**TASK INPUTS**:
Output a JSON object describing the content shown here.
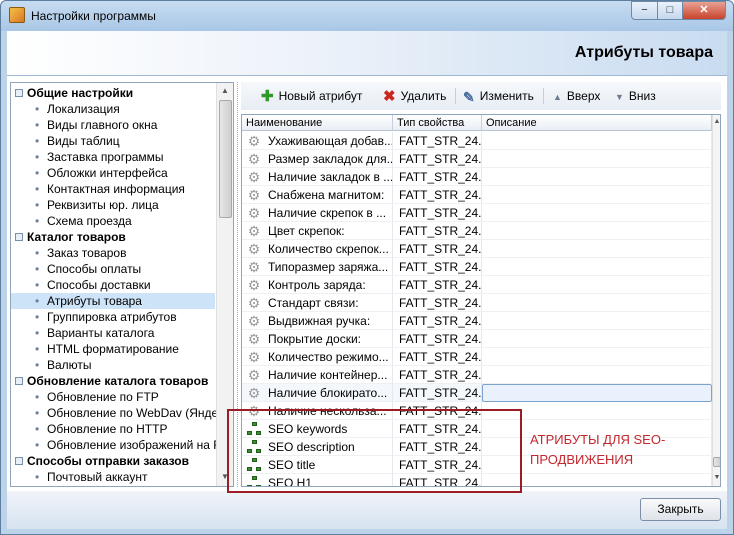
{
  "window": {
    "title": "Настройки программы",
    "controls": {
      "minimize": "−",
      "maximize": "□",
      "close": "✕"
    }
  },
  "header": {
    "title": "Атрибуты товара"
  },
  "sidebar": {
    "groups": [
      {
        "label": "Общие настройки",
        "items": [
          "Локализация",
          "Виды главного окна",
          "Виды таблиц",
          "Заставка программы",
          "Обложки интерфейса",
          "Контактная информация",
          "Реквизиты юр. лица",
          "Схема проезда"
        ]
      },
      {
        "label": "Каталог товаров",
        "items": [
          "Заказ товаров",
          "Способы оплаты",
          "Способы доставки",
          "Атрибуты товара",
          "Группировка атрибутов",
          "Варианты каталога",
          "HTML форматирование",
          "Валюты"
        ]
      },
      {
        "label": "Обновление каталога товаров",
        "items": [
          "Обновление по FTP",
          "Обновление по WebDav (Яндекс",
          "Обновление по HTTP",
          "Обновление изображений на FTP"
        ]
      },
      {
        "label": "Способы отправки заказов",
        "items": [
          "Почтовый аккаунт"
        ]
      }
    ],
    "selected": "Атрибуты товара"
  },
  "toolbar": {
    "new_label": "Новый атрибут",
    "delete_label": "Удалить",
    "edit_label": "Изменить",
    "up_label": "Вверх",
    "down_label": "Вниз"
  },
  "grid": {
    "columns": [
      "Наименование",
      "Тип свойства",
      "Описание"
    ],
    "rows": [
      {
        "name": "Ухаживающая добав...",
        "type": "FATT_STR_24...",
        "desc": "",
        "icon": "gear"
      },
      {
        "name": "Размер закладок для...",
        "type": "FATT_STR_24...",
        "desc": "",
        "icon": "gear"
      },
      {
        "name": "Наличие закладок в ...",
        "type": "FATT_STR_24...",
        "desc": "",
        "icon": "gear"
      },
      {
        "name": "Снабжена магнитом:",
        "type": "FATT_STR_24...",
        "desc": "",
        "icon": "gear"
      },
      {
        "name": "Наличие скрепок в ...",
        "type": "FATT_STR_24...",
        "desc": "",
        "icon": "gear"
      },
      {
        "name": "Цвет скрепок:",
        "type": "FATT_STR_24...",
        "desc": "",
        "icon": "gear"
      },
      {
        "name": "Количество скрепок...",
        "type": "FATT_STR_24...",
        "desc": "",
        "icon": "gear"
      },
      {
        "name": "Типоразмер заряжа...",
        "type": "FATT_STR_24...",
        "desc": "",
        "icon": "gear"
      },
      {
        "name": "Контроль заряда:",
        "type": "FATT_STR_24...",
        "desc": "",
        "icon": "gear"
      },
      {
        "name": "Стандарт связи:",
        "type": "FATT_STR_24...",
        "desc": "",
        "icon": "gear"
      },
      {
        "name": "Выдвижная ручка:",
        "type": "FATT_STR_24...",
        "desc": "",
        "icon": "gear"
      },
      {
        "name": "Покрытие доски:",
        "type": "FATT_STR_24...",
        "desc": "",
        "icon": "gear"
      },
      {
        "name": "Количество режимо...",
        "type": "FATT_STR_24...",
        "desc": "",
        "icon": "gear"
      },
      {
        "name": "Наличие контейнер...",
        "type": "FATT_STR_24...",
        "desc": "",
        "icon": "gear"
      },
      {
        "name": "Наличие блокирато...",
        "type": "FATT_STR_24...",
        "desc": "",
        "icon": "gear",
        "selected": true
      },
      {
        "name": "Наличие нескольза...",
        "type": "FATT_STR_24...",
        "desc": "",
        "icon": "gear"
      },
      {
        "name": "SEO keywords",
        "type": "FATT_STR_24...",
        "desc": "",
        "icon": "tree"
      },
      {
        "name": "SEO description",
        "type": "FATT_STR_24...",
        "desc": "",
        "icon": "tree"
      },
      {
        "name": "SEO title",
        "type": "FATT_STR_24...",
        "desc": "",
        "icon": "tree"
      },
      {
        "name": "SEO H1",
        "type": "FATT_STR_24...",
        "desc": "",
        "icon": "tree"
      }
    ]
  },
  "annotation": {
    "text": "АТРИБУТЫ ДЛЯ SEO-ПРОДВИЖЕНИЯ",
    "color": "#c3272e"
  },
  "footer": {
    "close_label": "Закрыть"
  }
}
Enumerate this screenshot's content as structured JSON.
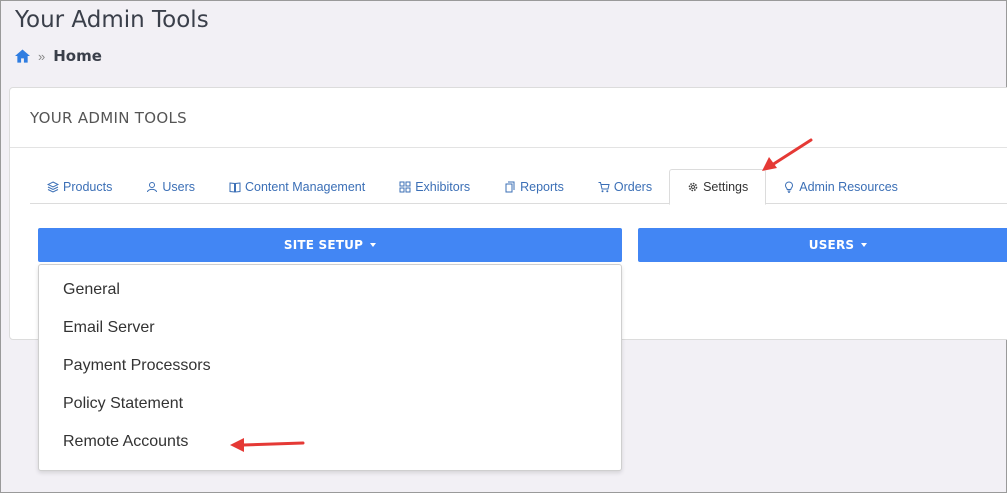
{
  "page": {
    "title": "Your Admin Tools"
  },
  "breadcrumb": {
    "icon": "home-icon",
    "separator": "»",
    "current": "Home"
  },
  "card": {
    "header": "YOUR ADMIN TOOLS"
  },
  "tabs": [
    {
      "label": "Products",
      "icon": "layers-icon"
    },
    {
      "label": "Users",
      "icon": "users-icon"
    },
    {
      "label": "Content Management",
      "icon": "book-icon"
    },
    {
      "label": "Exhibitors",
      "icon": "grid-icon"
    },
    {
      "label": "Reports",
      "icon": "file-icon"
    },
    {
      "label": "Orders",
      "icon": "cart-icon"
    },
    {
      "label": "Settings",
      "icon": "gear-icon",
      "active": true
    },
    {
      "label": "Admin Resources",
      "icon": "lightbulb-icon"
    }
  ],
  "buttons": {
    "site_setup": "SITE SETUP",
    "users": "USERS"
  },
  "dropdown": {
    "items": [
      "General",
      "Email Server",
      "Payment Processors",
      "Policy Statement",
      "Remote Accounts"
    ]
  },
  "colors": {
    "primary": "#4286f4",
    "link": "#3b6fb6",
    "annotation": "#e53935"
  }
}
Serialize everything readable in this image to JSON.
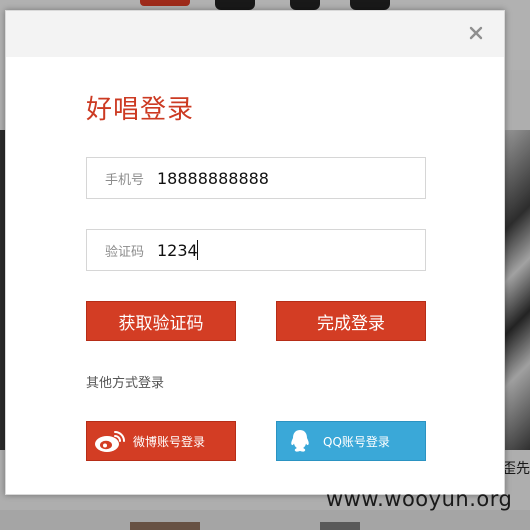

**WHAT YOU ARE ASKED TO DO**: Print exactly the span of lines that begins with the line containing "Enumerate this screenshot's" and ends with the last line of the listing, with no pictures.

**OUTPUT BELOW**:
Enumerate this screenshot's content as structured JSON.
{
  "page": {
    "title": "Your Admin Tools"
  },
  "breadcrumb": {
    "icon": "home-icon",
    "separator": "»",
    "current": "Home"
  },
  "card": {
    "header": "YOUR ADMIN TOOLS"
  },
  "tabs": [
    {
      "label": "Products",
      "icon": "layers-icon"
    },
    {
      "label": "Users",
      "icon": "users-icon"
    },
    {
      "label": "Content Management",
      "icon": "book-icon"
    },
    {
      "label": "Exhibitors",
      "icon": "grid-icon"
    },
    {
      "label": "Reports",
      "icon": "file-icon"
    },
    {
      "label": "Orders",
      "icon": "cart-icon"
    },
    {
      "label": "Settings",
      "icon": "gear-icon",
      "active": true
    },
    {
      "label": "Admin Resources",
      "icon": "lightbulb-icon"
    }
  ],
  "buttons": {
    "site_setup": "SITE SETUP",
    "users": "USERS"
  },
  "dropdown": {
    "items": [
      "General",
      "Email Server",
      "Payment Processors",
      "Policy Statement",
      "Remote Accounts"
    ]
  },
  "colors": {
    "primary": "#4286f4",
    "link": "#3b6fb6",
    "annotation": "#e53935"
  }
}
Serialize everything readable in this image to JSON.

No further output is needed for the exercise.